**TASK ITEM:** Scan the entries for the word "heading". Every line that has it should be copied.
*** EXERCISE MATERIAL Section Begins ***
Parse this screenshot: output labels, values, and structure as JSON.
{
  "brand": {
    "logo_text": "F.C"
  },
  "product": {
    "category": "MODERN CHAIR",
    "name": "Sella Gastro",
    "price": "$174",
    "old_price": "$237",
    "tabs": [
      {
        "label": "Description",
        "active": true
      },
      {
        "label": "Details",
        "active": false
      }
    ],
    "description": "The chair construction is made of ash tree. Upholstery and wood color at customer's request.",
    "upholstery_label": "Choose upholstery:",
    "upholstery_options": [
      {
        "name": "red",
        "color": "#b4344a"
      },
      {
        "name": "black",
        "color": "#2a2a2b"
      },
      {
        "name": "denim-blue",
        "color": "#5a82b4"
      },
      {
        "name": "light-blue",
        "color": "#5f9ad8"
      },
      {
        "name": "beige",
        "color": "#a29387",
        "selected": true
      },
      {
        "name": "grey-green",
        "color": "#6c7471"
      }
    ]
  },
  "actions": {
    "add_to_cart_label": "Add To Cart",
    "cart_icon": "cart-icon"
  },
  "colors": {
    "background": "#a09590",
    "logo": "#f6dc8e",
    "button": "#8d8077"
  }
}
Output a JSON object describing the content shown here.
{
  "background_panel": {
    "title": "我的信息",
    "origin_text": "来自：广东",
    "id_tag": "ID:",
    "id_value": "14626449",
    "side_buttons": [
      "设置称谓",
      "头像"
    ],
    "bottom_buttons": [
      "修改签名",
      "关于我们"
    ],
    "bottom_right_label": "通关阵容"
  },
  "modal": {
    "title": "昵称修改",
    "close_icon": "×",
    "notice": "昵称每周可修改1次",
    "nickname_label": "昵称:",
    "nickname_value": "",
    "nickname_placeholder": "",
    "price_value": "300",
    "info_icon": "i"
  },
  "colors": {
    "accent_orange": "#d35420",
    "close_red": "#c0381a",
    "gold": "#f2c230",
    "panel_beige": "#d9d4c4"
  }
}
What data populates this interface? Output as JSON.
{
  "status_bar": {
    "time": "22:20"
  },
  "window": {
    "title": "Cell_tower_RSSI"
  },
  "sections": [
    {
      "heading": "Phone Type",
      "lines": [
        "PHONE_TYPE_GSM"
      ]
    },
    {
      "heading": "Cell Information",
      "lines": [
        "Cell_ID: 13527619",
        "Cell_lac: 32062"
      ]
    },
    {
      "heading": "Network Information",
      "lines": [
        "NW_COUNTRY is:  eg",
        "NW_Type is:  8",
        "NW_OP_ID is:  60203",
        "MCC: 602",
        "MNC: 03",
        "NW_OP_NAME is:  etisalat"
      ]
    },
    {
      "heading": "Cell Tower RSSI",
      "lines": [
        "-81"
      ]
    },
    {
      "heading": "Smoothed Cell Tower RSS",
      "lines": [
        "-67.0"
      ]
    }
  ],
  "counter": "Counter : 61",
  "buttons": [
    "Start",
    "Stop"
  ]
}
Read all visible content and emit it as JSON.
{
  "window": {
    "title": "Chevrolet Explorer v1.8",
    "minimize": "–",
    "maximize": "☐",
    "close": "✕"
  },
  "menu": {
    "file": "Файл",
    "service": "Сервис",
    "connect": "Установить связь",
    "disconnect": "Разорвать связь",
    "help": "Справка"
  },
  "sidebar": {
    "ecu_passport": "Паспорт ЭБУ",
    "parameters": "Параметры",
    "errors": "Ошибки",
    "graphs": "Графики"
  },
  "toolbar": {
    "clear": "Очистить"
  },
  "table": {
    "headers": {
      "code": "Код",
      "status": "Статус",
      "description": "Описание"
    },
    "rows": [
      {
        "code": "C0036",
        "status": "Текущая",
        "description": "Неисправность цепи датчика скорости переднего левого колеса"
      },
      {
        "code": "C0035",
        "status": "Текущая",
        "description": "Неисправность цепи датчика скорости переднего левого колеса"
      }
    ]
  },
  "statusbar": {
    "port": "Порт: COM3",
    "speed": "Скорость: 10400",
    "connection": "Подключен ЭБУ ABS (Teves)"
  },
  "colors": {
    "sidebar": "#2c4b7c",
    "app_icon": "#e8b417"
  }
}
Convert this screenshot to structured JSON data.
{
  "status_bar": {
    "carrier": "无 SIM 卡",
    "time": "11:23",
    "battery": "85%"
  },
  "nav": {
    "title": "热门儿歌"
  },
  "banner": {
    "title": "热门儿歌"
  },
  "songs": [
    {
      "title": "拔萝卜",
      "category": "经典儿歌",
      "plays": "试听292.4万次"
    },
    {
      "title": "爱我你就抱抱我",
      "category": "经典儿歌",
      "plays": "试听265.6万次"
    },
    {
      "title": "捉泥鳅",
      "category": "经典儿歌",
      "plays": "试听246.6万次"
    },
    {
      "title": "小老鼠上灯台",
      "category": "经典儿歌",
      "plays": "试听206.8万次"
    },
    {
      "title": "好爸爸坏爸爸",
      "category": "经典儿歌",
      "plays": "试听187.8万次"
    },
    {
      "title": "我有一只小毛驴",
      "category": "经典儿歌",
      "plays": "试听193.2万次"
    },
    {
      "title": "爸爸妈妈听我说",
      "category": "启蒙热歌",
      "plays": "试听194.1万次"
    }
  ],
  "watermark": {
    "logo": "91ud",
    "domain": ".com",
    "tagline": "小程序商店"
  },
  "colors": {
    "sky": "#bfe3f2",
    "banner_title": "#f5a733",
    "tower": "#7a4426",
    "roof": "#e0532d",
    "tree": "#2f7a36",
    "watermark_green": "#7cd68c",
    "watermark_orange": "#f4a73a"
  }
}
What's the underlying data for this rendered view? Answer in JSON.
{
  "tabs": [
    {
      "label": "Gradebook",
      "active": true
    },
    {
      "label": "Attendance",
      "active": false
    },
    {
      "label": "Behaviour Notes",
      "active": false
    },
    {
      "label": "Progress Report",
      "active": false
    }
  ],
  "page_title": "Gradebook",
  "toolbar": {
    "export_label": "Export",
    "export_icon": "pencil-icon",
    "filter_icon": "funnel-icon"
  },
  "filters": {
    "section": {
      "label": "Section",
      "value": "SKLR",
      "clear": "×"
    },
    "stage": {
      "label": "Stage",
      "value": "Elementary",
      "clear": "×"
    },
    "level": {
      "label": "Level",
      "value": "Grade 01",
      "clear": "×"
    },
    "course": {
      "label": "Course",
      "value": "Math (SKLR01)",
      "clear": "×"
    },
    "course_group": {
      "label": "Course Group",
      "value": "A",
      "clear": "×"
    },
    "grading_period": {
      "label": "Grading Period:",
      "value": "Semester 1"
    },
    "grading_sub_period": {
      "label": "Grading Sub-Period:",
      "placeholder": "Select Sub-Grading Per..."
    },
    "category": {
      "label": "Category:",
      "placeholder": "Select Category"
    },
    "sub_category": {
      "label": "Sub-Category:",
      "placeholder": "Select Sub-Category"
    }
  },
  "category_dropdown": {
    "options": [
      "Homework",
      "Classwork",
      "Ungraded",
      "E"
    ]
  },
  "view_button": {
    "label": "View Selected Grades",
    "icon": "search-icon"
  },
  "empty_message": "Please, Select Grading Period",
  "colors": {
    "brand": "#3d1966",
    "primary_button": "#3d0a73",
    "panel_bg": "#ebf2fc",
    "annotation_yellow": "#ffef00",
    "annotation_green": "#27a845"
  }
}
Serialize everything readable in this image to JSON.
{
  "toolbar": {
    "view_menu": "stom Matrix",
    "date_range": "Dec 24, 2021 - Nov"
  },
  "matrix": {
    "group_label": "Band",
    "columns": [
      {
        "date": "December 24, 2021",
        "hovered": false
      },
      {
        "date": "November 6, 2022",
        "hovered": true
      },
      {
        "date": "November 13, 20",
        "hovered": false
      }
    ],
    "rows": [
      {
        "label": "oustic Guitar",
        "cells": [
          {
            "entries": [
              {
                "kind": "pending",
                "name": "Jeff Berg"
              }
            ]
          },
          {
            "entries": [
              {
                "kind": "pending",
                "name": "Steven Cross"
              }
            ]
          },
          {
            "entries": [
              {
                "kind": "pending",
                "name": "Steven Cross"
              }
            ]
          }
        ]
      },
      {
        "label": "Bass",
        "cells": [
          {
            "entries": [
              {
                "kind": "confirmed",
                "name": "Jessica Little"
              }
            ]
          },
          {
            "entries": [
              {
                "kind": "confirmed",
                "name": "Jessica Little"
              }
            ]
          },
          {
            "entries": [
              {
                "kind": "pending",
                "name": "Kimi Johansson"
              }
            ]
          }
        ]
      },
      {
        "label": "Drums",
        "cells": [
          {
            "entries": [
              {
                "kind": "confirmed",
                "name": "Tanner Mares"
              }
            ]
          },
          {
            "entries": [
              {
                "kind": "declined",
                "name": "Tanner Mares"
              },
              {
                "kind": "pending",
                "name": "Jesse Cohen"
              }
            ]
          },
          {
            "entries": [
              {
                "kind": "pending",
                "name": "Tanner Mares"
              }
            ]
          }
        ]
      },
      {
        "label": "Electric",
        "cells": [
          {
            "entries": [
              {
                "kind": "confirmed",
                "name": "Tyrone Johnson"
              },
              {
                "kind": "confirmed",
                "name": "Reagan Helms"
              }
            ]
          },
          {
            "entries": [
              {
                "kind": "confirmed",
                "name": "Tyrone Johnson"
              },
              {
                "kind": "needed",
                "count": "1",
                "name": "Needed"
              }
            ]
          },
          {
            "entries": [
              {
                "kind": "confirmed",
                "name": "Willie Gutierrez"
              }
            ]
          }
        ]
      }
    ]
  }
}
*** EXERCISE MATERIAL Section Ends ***
**RESPONSE BOX:**
      "heading": "Phone Type",
      "heading": "Cell Information",
      "heading": "Network Information",
      "heading": "Cell Tower RSSI",
      "heading": "Smoothed Cell Tower RSS",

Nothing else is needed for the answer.